**WORK INSTRUCTIONS**
Set down all the data again. Change nothing.

**DATA FOR THE TASK**
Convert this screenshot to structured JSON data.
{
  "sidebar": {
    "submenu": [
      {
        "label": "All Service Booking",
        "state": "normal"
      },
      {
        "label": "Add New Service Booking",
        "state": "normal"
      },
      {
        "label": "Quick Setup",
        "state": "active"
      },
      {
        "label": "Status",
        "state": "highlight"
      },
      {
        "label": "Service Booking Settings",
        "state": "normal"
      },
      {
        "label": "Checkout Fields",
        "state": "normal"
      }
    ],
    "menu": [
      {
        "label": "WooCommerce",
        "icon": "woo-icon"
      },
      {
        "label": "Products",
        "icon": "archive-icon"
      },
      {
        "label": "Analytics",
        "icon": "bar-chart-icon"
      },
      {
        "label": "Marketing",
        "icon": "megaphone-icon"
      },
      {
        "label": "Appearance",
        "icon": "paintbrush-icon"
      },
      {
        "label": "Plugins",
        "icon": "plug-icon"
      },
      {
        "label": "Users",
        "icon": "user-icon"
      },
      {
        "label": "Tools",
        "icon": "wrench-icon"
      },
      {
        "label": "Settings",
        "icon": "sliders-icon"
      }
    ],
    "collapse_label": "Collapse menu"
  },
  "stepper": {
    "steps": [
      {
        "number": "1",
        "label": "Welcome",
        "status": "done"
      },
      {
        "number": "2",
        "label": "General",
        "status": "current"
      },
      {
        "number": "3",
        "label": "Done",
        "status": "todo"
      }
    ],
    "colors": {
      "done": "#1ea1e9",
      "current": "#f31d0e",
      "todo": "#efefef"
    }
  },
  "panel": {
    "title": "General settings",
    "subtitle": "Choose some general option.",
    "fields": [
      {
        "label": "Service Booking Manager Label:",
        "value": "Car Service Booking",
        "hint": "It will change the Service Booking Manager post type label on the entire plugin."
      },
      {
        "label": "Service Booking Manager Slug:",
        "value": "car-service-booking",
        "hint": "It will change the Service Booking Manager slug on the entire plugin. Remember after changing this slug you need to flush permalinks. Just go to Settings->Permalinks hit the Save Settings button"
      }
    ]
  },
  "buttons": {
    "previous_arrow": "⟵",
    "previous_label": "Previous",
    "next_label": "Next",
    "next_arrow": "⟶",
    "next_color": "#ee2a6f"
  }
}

**RESULT FOR THIS TASK**
Convert this screenshot to structured JSON data.
{
  "sidebar": {
    "submenu": [
      {
        "label": "All Service Booking",
        "state": "normal"
      },
      {
        "label": "Add New Service Booking",
        "state": "normal"
      },
      {
        "label": "Quick Setup",
        "state": "active"
      },
      {
        "label": "Status",
        "state": "highlight"
      },
      {
        "label": "Service Booking Settings",
        "state": "normal"
      },
      {
        "label": "Checkout Fields",
        "state": "normal"
      }
    ],
    "menu": [
      {
        "label": "WooCommerce",
        "icon": "woo-icon"
      },
      {
        "label": "Products",
        "icon": "archive-icon"
      },
      {
        "label": "Analytics",
        "icon": "bar-chart-icon"
      },
      {
        "label": "Marketing",
        "icon": "megaphone-icon"
      },
      {
        "label": "Appearance",
        "icon": "paintbrush-icon"
      },
      {
        "label": "Plugins",
        "icon": "plug-icon"
      },
      {
        "label": "Users",
        "icon": "user-icon"
      },
      {
        "label": "Tools",
        "icon": "wrench-icon"
      },
      {
        "label": "Settings",
        "icon": "sliders-icon"
      }
    ],
    "collapse_label": "Collapse menu"
  },
  "stepper": {
    "steps": [
      {
        "number": "1",
        "label": "Welcome",
        "status": "done"
      },
      {
        "number": "2",
        "label": "General",
        "status": "current"
      },
      {
        "number": "3",
        "label": "Done",
        "status": "todo"
      }
    ],
    "colors": {
      "done": "#1ea1e9",
      "current": "#f31d0e",
      "todo": "#efefef"
    }
  },
  "panel": {
    "title": "General settings",
    "subtitle": "Choose some general option.",
    "fields": [
      {
        "label": "Service Booking Manager Label:",
        "value": "Car Service Booking",
        "hint": "It will change the Service Booking Manager post type label on the entire plugin."
      },
      {
        "label": "Service Booking Manager Slug:",
        "value": "car-service-booking",
        "hint": "It will change the Service Booking Manager slug on the entire plugin. Remember after changing this slug you need to flush permalinks. Just go to Settings->Permalinks hit the Save Settings button"
      }
    ]
  },
  "buttons": {
    "previous_arrow": "⟵",
    "previous_label": "Previous",
    "next_label": "Next",
    "next_arrow": "⟶",
    "next_color": "#ee2a6f"
  }
}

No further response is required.